[TASK INPUT Boundary: Start]

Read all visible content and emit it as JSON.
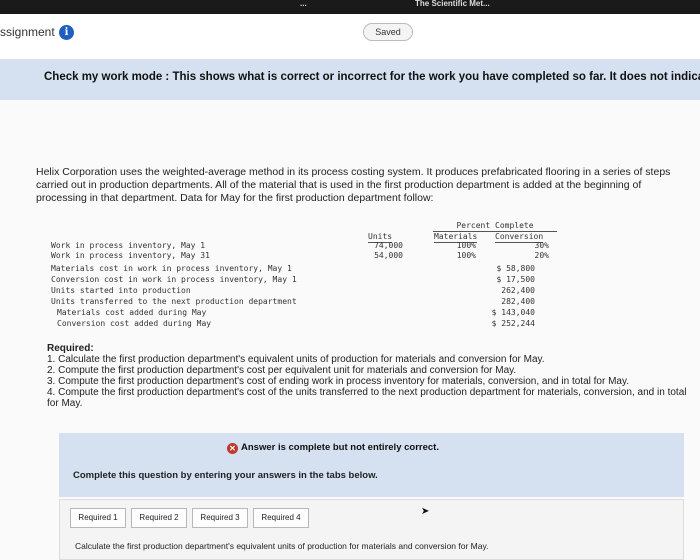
{
  "header": {
    "title": "ssignment",
    "info_icon": "info-icon",
    "saved_label": "Saved",
    "top_tab_1": "...",
    "top_tab_2": "The Scientific Met..."
  },
  "banner": {
    "text": "Check my work mode : This shows what is correct or incorrect for the work you have completed so far. It does not indicate co"
  },
  "problem": {
    "intro": "Helix Corporation uses the weighted-average method in its process costing system. It produces prefabricated flooring in a series of steps carried out in production departments. All of the material that is used in the first production department is added at the beginning of processing in that department. Data for May for the first production department follow:"
  },
  "data_table": {
    "percent_complete_header": "Percent Complete",
    "col_units": "Units",
    "col_materials": "Materials",
    "col_conversion": "Conversion",
    "rows": [
      {
        "label": "Work in process inventory, May 1",
        "units": "74,000",
        "materials": "100%",
        "conversion": "30%",
        "amount": ""
      },
      {
        "label": "Work in process inventory, May 31",
        "units": "54,000",
        "materials": "100%",
        "conversion": "20%",
        "amount": ""
      },
      {
        "label": "Materials cost in work in process inventory, May 1",
        "units": "",
        "materials": "",
        "conversion": "",
        "amount": "$ 58,800"
      },
      {
        "label": "Conversion cost in work in process inventory, May 1",
        "units": "",
        "materials": "",
        "conversion": "",
        "amount": "$ 17,500"
      },
      {
        "label": "Units started into production",
        "units": "",
        "materials": "",
        "conversion": "",
        "amount": "262,400"
      },
      {
        "label": "Units transferred to the next production department",
        "units": "",
        "materials": "",
        "conversion": "",
        "amount": "282,400"
      },
      {
        "label": "Materials cost added during May",
        "units": "",
        "materials": "",
        "conversion": "",
        "amount": "$ 143,040"
      },
      {
        "label": "Conversion cost added during May",
        "units": "",
        "materials": "",
        "conversion": "",
        "amount": "$ 252,244"
      }
    ]
  },
  "required": {
    "heading": "Required:",
    "items": [
      "1. Calculate the first production department's equivalent units of production for materials and conversion for May.",
      "2. Compute the first production department's cost per equivalent unit for materials and conversion for May.",
      "3. Compute the first production department's cost of ending work in process inventory for materials, conversion, and in total for May.",
      "4. Compute the first production department's cost of the units transferred to the next production department for materials, conversion, and in total for May."
    ]
  },
  "answer": {
    "status": "Answer is complete but not entirely correct.",
    "instructions": "Complete this question by entering your answers in the tabs below."
  },
  "tabs": {
    "items": [
      "Required 1",
      "Required 2",
      "Required 3",
      "Required 4"
    ],
    "active_description": "Calculate the first production department's equivalent units of production for materials and conversion for May."
  }
}
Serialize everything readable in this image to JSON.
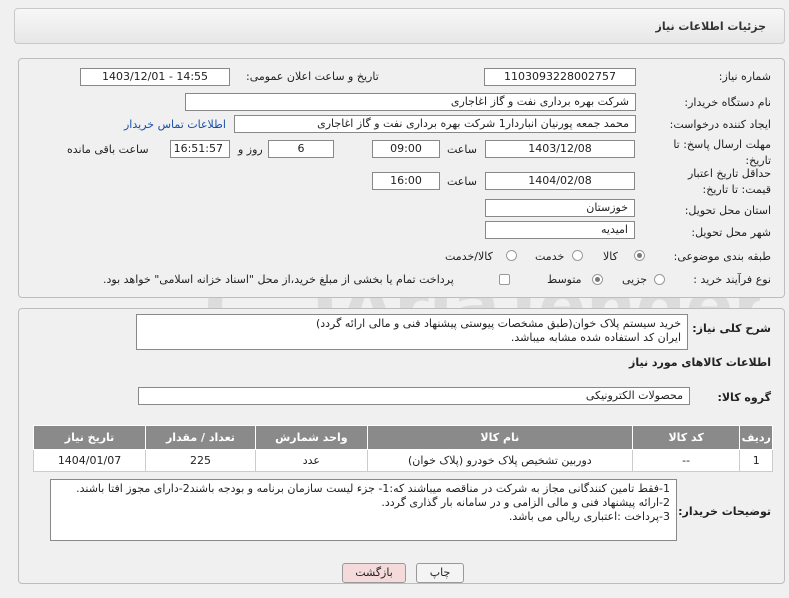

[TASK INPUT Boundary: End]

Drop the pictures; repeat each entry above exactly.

Read all visible content and emit it as JSON.
{
  "header": {
    "title": "ssignment",
    "info_icon": "info-icon",
    "saved_label": "Saved",
    "top_tab_1": "...",
    "top_tab_2": "The Scientific Met..."
  },
  "banner": {
    "text": "Check my work mode : This shows what is correct or incorrect for the work you have completed so far. It does not indicate co"
  },
  "problem": {
    "intro": "Helix Corporation uses the weighted-average method in its process costing system. It produces prefabricated flooring in a series of steps carried out in production departments. All of the material that is used in the first production department is added at the beginning of processing in that department. Data for May for the first production department follow:"
  },
  "data_table": {
    "percent_complete_header": "Percent Complete",
    "col_units": "Units",
    "col_materials": "Materials",
    "col_conversion": "Conversion",
    "rows": [
      {
        "label": "Work in process inventory, May 1",
        "units": "74,000",
        "materials": "100%",
        "conversion": "30%",
        "amount": ""
      },
      {
        "label": "Work in process inventory, May 31",
        "units": "54,000",
        "materials": "100%",
        "conversion": "20%",
        "amount": ""
      },
      {
        "label": "Materials cost in work in process inventory, May 1",
        "units": "",
        "materials": "",
        "conversion": "",
        "amount": "$ 58,800"
      },
      {
        "label": "Conversion cost in work in process inventory, May 1",
        "units": "",
        "materials": "",
        "conversion": "",
        "amount": "$ 17,500"
      },
      {
        "label": "Units started into production",
        "units": "",
        "materials": "",
        "conversion": "",
        "amount": "262,400"
      },
      {
        "label": "Units transferred to the next production department",
        "units": "",
        "materials": "",
        "conversion": "",
        "amount": "282,400"
      },
      {
        "label": "Materials cost added during May",
        "units": "",
        "materials": "",
        "conversion": "",
        "amount": "$ 143,040"
      },
      {
        "label": "Conversion cost added during May",
        "units": "",
        "materials": "",
        "conversion": "",
        "amount": "$ 252,244"
      }
    ]
  },
  "required": {
    "heading": "Required:",
    "items": [
      "1. Calculate the first production department's equivalent units of production for materials and conversion for May.",
      "2. Compute the first production department's cost per equivalent unit for materials and conversion for May.",
      "3. Compute the first production department's cost of ending work in process inventory for materials, conversion, and in total for May.",
      "4. Compute the first production department's cost of the units transferred to the next production department for materials, conversion, and in total for May."
    ]
  },
  "answer": {
    "status": "Answer is complete but not entirely correct.",
    "instructions": "Complete this question by entering your answers in the tabs below."
  },
  "tabs": {
    "items": [
      "Required 1",
      "Required 2",
      "Required 3",
      "Required 4"
    ],
    "active_description": "Calculate the first production department's equivalent units of production for materials and conversion for May."
  }
}
Serialize everything readable in this image to JSON.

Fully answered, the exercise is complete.